It’s just on the other side of the road from the Jokulsarlon glacial lagoon, one of Iceland’s primo tourist destinations. But for every one hundred backpackers milling around the lagoon, only two or three walk over to where the lagoon debouches into the North Atlantic. There you will find miles of black sand dotted with the remnants of icebergs. The effect is like looking at diamonds on a black velvet background.
I first heard about Breidamerkursandur (“Sands of the Broad Boundaries”) and Skeidararsandur (“Sands of the Open Spaces”) in Katharine Scherman’s excellent 1976 book Daughter of Fire: A Portrait of Iceland. There are very few places in the world where one can find miles and miles of black volcanic sand. I am told that Sicily, around Mount Etna, is another such place.

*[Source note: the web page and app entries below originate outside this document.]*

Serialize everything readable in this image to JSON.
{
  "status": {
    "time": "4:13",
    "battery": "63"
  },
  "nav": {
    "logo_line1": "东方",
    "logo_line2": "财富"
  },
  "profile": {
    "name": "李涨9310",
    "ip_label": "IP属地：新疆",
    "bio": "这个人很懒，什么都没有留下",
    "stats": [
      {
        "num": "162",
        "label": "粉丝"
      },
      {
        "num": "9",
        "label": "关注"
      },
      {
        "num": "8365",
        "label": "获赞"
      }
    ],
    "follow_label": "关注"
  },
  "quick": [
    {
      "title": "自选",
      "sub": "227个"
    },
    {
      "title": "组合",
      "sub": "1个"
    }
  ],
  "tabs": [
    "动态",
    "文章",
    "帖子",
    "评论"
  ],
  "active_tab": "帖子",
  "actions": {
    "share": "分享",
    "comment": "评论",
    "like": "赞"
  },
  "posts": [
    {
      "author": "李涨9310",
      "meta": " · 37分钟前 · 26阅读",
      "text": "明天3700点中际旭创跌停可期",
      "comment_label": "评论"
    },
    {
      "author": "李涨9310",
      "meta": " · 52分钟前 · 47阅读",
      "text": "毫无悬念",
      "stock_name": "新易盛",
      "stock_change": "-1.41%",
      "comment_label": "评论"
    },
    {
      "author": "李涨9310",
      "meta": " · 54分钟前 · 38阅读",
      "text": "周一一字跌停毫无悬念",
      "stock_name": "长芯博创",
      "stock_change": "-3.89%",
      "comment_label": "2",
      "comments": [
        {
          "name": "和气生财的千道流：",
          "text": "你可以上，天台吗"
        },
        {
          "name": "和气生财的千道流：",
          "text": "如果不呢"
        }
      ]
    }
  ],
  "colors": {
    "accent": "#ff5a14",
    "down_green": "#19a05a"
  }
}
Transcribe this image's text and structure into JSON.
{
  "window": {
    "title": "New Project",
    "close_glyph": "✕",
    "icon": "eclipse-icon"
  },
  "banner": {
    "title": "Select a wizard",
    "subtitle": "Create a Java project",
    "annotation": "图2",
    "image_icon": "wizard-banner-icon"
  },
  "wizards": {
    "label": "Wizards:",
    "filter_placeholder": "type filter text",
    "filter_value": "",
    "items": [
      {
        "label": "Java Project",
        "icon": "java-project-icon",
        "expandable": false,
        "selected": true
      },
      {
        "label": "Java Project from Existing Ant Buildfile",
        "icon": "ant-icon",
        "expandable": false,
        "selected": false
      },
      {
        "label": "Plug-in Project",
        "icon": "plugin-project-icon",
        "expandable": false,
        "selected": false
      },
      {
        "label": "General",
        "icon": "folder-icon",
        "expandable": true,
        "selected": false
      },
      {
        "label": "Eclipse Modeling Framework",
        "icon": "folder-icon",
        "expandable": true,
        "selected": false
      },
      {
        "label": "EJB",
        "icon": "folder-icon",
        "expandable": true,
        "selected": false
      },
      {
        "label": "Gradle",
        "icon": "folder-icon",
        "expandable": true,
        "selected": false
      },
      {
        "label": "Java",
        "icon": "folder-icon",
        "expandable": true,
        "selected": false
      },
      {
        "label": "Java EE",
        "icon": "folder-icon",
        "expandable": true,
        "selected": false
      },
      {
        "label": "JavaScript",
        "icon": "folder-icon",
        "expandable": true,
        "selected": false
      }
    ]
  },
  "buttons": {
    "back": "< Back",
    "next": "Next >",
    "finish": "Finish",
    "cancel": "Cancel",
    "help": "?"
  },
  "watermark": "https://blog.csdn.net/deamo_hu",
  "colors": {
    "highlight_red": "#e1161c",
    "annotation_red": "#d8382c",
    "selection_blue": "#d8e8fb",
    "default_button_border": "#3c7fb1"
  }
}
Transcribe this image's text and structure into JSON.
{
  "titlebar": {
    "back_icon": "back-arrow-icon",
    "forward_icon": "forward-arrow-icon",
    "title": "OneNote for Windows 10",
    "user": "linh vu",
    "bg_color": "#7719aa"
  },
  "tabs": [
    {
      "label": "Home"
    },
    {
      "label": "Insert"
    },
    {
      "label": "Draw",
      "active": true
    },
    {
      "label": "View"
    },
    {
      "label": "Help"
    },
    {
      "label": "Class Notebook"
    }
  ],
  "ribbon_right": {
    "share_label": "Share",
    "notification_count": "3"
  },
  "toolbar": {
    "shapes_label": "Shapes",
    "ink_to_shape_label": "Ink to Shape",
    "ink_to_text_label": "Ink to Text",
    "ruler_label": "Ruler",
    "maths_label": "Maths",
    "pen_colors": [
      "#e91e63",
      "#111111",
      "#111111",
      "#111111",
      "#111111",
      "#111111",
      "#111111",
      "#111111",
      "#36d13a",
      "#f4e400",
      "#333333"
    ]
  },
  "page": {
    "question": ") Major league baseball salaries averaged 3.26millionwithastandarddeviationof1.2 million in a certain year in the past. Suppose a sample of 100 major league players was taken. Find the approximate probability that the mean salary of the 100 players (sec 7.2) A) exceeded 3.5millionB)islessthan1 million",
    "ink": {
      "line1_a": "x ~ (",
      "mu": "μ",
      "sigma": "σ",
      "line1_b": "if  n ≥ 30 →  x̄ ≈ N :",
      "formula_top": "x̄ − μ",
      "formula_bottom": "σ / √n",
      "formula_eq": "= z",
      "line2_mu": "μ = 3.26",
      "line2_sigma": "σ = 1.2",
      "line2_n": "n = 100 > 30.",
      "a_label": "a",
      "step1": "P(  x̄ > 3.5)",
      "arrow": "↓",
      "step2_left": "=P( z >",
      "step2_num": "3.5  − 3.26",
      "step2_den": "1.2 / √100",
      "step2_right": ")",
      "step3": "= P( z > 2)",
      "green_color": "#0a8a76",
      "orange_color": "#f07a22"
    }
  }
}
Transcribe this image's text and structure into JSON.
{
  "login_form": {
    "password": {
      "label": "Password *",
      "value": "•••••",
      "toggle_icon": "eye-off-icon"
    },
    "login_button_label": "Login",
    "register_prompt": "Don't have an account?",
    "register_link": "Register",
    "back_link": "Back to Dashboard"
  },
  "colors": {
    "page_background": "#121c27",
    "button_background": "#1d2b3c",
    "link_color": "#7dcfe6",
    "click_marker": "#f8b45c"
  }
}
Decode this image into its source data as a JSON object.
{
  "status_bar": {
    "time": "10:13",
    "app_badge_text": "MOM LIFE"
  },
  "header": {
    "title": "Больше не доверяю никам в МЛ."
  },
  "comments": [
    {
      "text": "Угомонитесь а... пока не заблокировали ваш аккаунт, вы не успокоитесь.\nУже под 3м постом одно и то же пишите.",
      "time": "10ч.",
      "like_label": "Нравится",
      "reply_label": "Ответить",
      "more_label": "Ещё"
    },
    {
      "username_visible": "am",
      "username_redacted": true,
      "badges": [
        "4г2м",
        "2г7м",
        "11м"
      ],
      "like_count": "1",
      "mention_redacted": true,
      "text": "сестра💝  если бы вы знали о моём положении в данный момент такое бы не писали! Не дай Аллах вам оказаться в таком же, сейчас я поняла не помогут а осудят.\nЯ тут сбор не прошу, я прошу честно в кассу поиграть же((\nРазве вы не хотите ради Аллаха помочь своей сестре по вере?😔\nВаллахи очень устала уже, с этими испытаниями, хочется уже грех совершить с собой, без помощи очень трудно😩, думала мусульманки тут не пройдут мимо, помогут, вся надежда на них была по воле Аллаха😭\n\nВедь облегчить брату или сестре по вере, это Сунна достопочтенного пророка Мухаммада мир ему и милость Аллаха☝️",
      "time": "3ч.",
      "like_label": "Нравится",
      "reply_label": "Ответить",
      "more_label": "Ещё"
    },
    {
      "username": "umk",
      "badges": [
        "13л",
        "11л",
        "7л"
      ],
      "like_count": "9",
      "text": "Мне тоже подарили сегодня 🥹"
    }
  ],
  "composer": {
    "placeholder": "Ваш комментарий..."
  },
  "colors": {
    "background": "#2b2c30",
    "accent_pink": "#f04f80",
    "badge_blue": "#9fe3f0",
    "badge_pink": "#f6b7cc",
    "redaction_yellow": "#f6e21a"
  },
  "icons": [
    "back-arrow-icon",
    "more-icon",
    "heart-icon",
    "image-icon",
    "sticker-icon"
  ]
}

Years ago, my French friend Alain entertained a cousin from the old country who complained about the sands of Santa Monica being tan-colored, rather than pure white like the beaches with which he was familiar. The reason for the difference was not that our sand was dirty, but rather that it was formed by the ocean beating for millenia against sandstone rather than limestone. Certain volcanic rocks just happen to produce sand that is jet black, as at the beach at Breidamerkursandur.